§ **What the task asks**:
Could you retype the whole listing word for word and drop the images?

§ **Task inputs**:
--

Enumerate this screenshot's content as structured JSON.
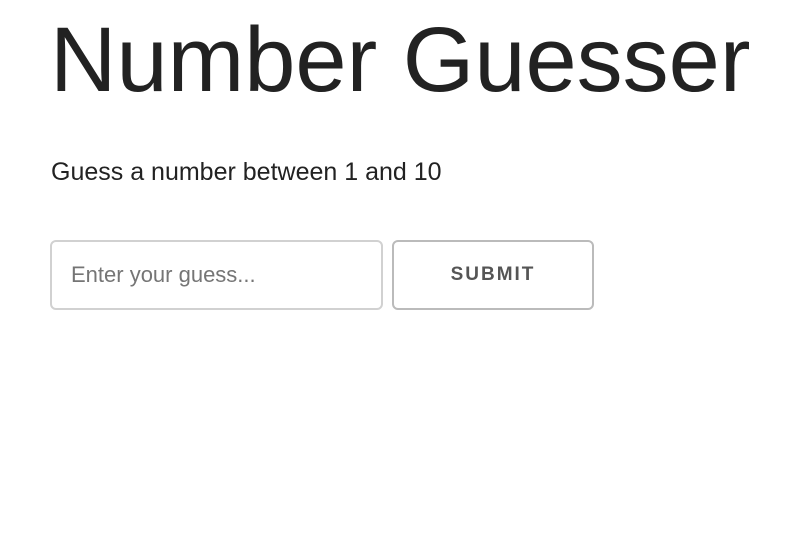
{
  "app": {
    "title": "Number Guesser",
    "instructions": "Guess a number between 1 and 10"
  },
  "form": {
    "guess_value": "",
    "guess_placeholder": "Enter your guess...",
    "submit_label": "SUBMIT"
  },
  "colors": {
    "text": "#222222",
    "button_text": "#555555",
    "border": "#bbbbbb",
    "background": "#ffffff"
  }
}
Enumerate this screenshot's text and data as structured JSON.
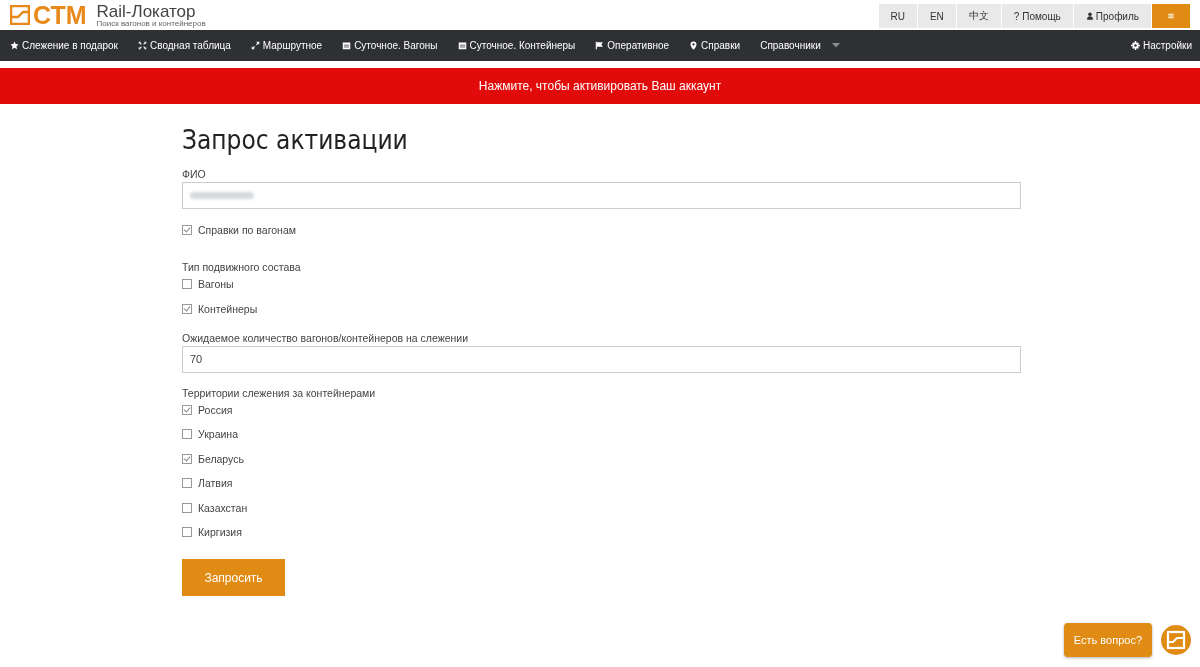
{
  "header": {
    "logo": "СТМ",
    "title": "Rail-Локатор",
    "subtitle": "Поиск вагонов и контейнеров",
    "top_buttons": [
      {
        "kind": "text",
        "label": "RU"
      },
      {
        "kind": "text",
        "label": "EN"
      },
      {
        "kind": "text",
        "label": "中文"
      },
      {
        "kind": "text",
        "label": "? Помощь"
      },
      {
        "kind": "profile",
        "label": "Профиль"
      },
      {
        "kind": "menu"
      }
    ]
  },
  "nav": {
    "items": [
      {
        "label": "Слежение в подарок"
      },
      {
        "label": "Сводная таблица"
      },
      {
        "label": "Маршрутное"
      },
      {
        "label": "Суточное. Вагоны"
      },
      {
        "label": "Суточное. Контейнеры"
      },
      {
        "label": "Оперативное"
      },
      {
        "label": "Справки"
      },
      {
        "label": "Справочники",
        "dropdown": true
      }
    ],
    "right": {
      "label": "Настройки"
    }
  },
  "banner": "Нажмите, чтобы активировать Ваш аккаунт",
  "form": {
    "title": "Запрос активации",
    "sections": [
      {
        "kind": "text",
        "label": "ФИО",
        "redacted": true
      },
      {
        "kind": "checkbox",
        "label": "Справки по вагонам",
        "checked": true
      },
      {
        "kind": "group",
        "label": "Тип подвижного состава",
        "options": [
          {
            "label": "Вагоны",
            "checked": false
          },
          {
            "label": "Контейнеры",
            "checked": true
          }
        ]
      },
      {
        "kind": "text",
        "label": "Ожидаемое количество вагонов/контейнеров на слежении",
        "value": "70"
      },
      {
        "kind": "group",
        "label": "Территории слежения за контейнерами",
        "options": [
          {
            "label": "Россия",
            "checked": true
          },
          {
            "label": "Украина",
            "checked": false
          },
          {
            "label": "Беларусь",
            "checked": true
          },
          {
            "label": "Латвия",
            "checked": false
          },
          {
            "label": "Казахстан",
            "checked": false
          },
          {
            "label": "Киргизия",
            "checked": false
          }
        ]
      }
    ],
    "submit": "Запросить"
  },
  "chat": {
    "label": "Есть вопрос?"
  }
}
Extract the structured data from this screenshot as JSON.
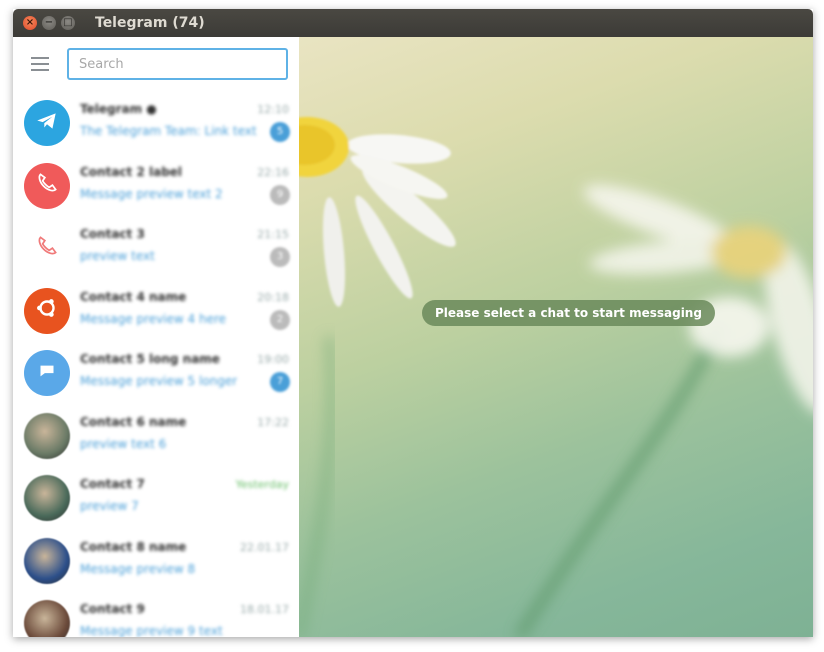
{
  "window": {
    "title": "Telegram (74)"
  },
  "search": {
    "placeholder": "Search"
  },
  "chats": [
    {
      "name": "Telegram ●",
      "time": "12:10",
      "preview": "The Telegram Team: Link text",
      "badge": "5",
      "color": "#2ca5e0",
      "icon": "telegram-plane-icon",
      "unread_color": "#4a9fd8"
    },
    {
      "name": "Contact 2 label",
      "time": "22:16",
      "preview": "Message preview text 2",
      "badge": "9",
      "color": "#f05a5a",
      "icon": "phone-icon",
      "unread_color": "#bbb"
    },
    {
      "name": "Contact 3",
      "time": "21:15",
      "preview": "preview text",
      "badge": "3",
      "color": "#ffffff",
      "icon": "phone-outline-icon",
      "unread_color": "#bbb"
    },
    {
      "name": "Contact 4 name",
      "time": "20:18",
      "preview": "Message preview 4 here",
      "badge": "2",
      "color": "#e8531f",
      "icon": "ubuntu-logo-icon",
      "unread_color": "#bbb"
    },
    {
      "name": "Contact 5 long name",
      "time": "19:00",
      "preview": "Message preview 5 longer",
      "badge": "7",
      "color": "#5aa8e8",
      "icon": "group-icon",
      "unread_color": "#4a9fd8"
    },
    {
      "name": "Contact 6 name",
      "time": "17:22",
      "preview": "preview text 6",
      "badge": "",
      "color": "#6a7a66",
      "icon": "photo-avatar-icon",
      "unread_color": ""
    },
    {
      "name": "Contact 7",
      "time": "Yesterday",
      "preview": "preview 7",
      "badge": "",
      "color": "#4a6a5a",
      "icon": "photo-avatar-icon",
      "unread_color": ""
    },
    {
      "name": "Contact 8 name",
      "time": "22.01.17",
      "preview": "Message preview 8",
      "badge": "",
      "color": "#2c4f8a",
      "icon": "photo-avatar-icon",
      "unread_color": ""
    },
    {
      "name": "Contact 9",
      "time": "18.01.17",
      "preview": "Message preview 9 text",
      "badge": "",
      "color": "#6b4a3a",
      "icon": "photo-avatar-icon",
      "unread_color": ""
    }
  ],
  "main": {
    "empty_message": "Please select a chat to start messaging"
  }
}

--

§ **Solution for this problem**:
Enumerate this screenshot's content as structured JSON.
{
  "app": {
    "title": "Number Guesser",
    "instructions": "Guess a number between 1 and 10"
  },
  "form": {
    "guess_value": "",
    "guess_placeholder": "Enter your guess...",
    "submit_label": "SUBMIT"
  },
  "colors": {
    "text": "#222222",
    "button_text": "#555555",
    "border": "#bbbbbb",
    "background": "#ffffff"
  }
}
Enumerate this screenshot's text and data as structured JSON.
{
  "header": {
    "logo": "СТМ",
    "title": "Rail-Локатор",
    "subtitle": "Поиск вагонов и контейнеров",
    "top_buttons": [
      {
        "kind": "text",
        "label": "RU"
      },
      {
        "kind": "text",
        "label": "EN"
      },
      {
        "kind": "text",
        "label": "中文"
      },
      {
        "kind": "text",
        "label": "? Помощь"
      },
      {
        "kind": "profile",
        "label": "Профиль"
      },
      {
        "kind": "menu"
      }
    ]
  },
  "nav": {
    "items": [
      {
        "label": "Слежение в подарок"
      },
      {
        "label": "Сводная таблица"
      },
      {
        "label": "Маршрутное"
      },
      {
        "label": "Суточное. Вагоны"
      },
      {
        "label": "Суточное. Контейнеры"
      },
      {
        "label": "Оперативное"
      },
      {
        "label": "Справки"
      },
      {
        "label": "Справочники",
        "dropdown": true
      }
    ],
    "right": {
      "label": "Настройки"
    }
  },
  "banner": "Нажмите, чтобы активировать Ваш аккаунт",
  "form": {
    "title": "Запрос активации",
    "sections": [
      {
        "kind": "text",
        "label": "ФИО",
        "redacted": true
      },
      {
        "kind": "checkbox",
        "label": "Справки по вагонам",
        "checked": true
      },
      {
        "kind": "group",
        "label": "Тип подвижного состава",
        "options": [
          {
            "label": "Вагоны",
            "checked": false
          },
          {
            "label": "Контейнеры",
            "checked": true
          }
        ]
      },
      {
        "kind": "text",
        "label": "Ожидаемое количество вагонов/контейнеров на слежении",
        "value": "70"
      },
      {
        "kind": "group",
        "label": "Территории слежения за контейнерами",
        "options": [
          {
            "label": "Россия",
            "checked": true
          },
          {
            "label": "Украина",
            "checked": false
          },
          {
            "label": "Беларусь",
            "checked": true
          },
          {
            "label": "Латвия",
            "checked": false
          },
          {
            "label": "Казахстан",
            "checked": false
          },
          {
            "label": "Киргизия",
            "checked": false
          }
        ]
      }
    ],
    "submit": "Запросить"
  },
  "chat": {
    "label": "Есть вопрос?"
  }
}
Extract the structured data from this screenshot as JSON.
{
  "window": {
    "title": "Telegram (74)"
  },
  "search": {
    "placeholder": "Search"
  },
  "chats": [
    {
      "name": "Telegram ●",
      "time": "12:10",
      "preview": "The Telegram Team: Link text",
      "badge": "5",
      "color": "#2ca5e0",
      "icon": "telegram-plane-icon",
      "unread_color": "#4a9fd8"
    },
    {
      "name": "Contact 2 label",
      "time": "22:16",
      "preview": "Message preview text 2",
      "badge": "9",
      "color": "#f05a5a",
      "icon": "phone-icon",
      "unread_color": "#bbb"
    },
    {
      "name": "Contact 3",
      "time": "21:15",
      "preview": "preview text",
      "badge": "3",
      "color": "#ffffff",
      "icon": "phone-outline-icon",
      "unread_color": "#bbb"
    },
    {
      "name": "Contact 4 name",
      "time": "20:18",
      "preview": "Message preview 4 here",
      "badge": "2",
      "color": "#e8531f",
      "icon": "ubuntu-logo-icon",
      "unread_color": "#bbb"
    },
    {
      "name": "Contact 5 long name",
      "time": "19:00",
      "preview": "Message preview 5 longer",
      "badge": "7",
      "color": "#5aa8e8",
      "icon": "group-icon",
      "unread_color": "#4a9fd8"
    },
    {
      "name": "Contact 6 name",
      "time": "17:22",
      "preview": "preview text 6",
      "badge": "",
      "color": "#6a7a66",
      "icon": "photo-avatar-icon",
      "unread_color": ""
    },
    {
      "name": "Contact 7",
      "time": "Yesterday",
      "preview": "preview 7",
      "badge": "",
      "color": "#4a6a5a",
      "icon": "photo-avatar-icon",
      "unread_color": ""
    },
    {
      "name": "Contact 8 name",
      "time": "22.01.17",
      "preview": "Message preview 8",
      "badge": "",
      "color": "#2c4f8a",
      "icon": "photo-avatar-icon",
      "unread_color": ""
    },
    {
      "name": "Contact 9",
      "time": "18.01.17",
      "preview": "Message preview 9 text",
      "badge": "",
      "color": "#6b4a3a",
      "icon": "photo-avatar-icon",
      "unread_color": ""
    }
  ],
  "main": {
    "empty_message": "Please select a chat to start messaging"
  }
}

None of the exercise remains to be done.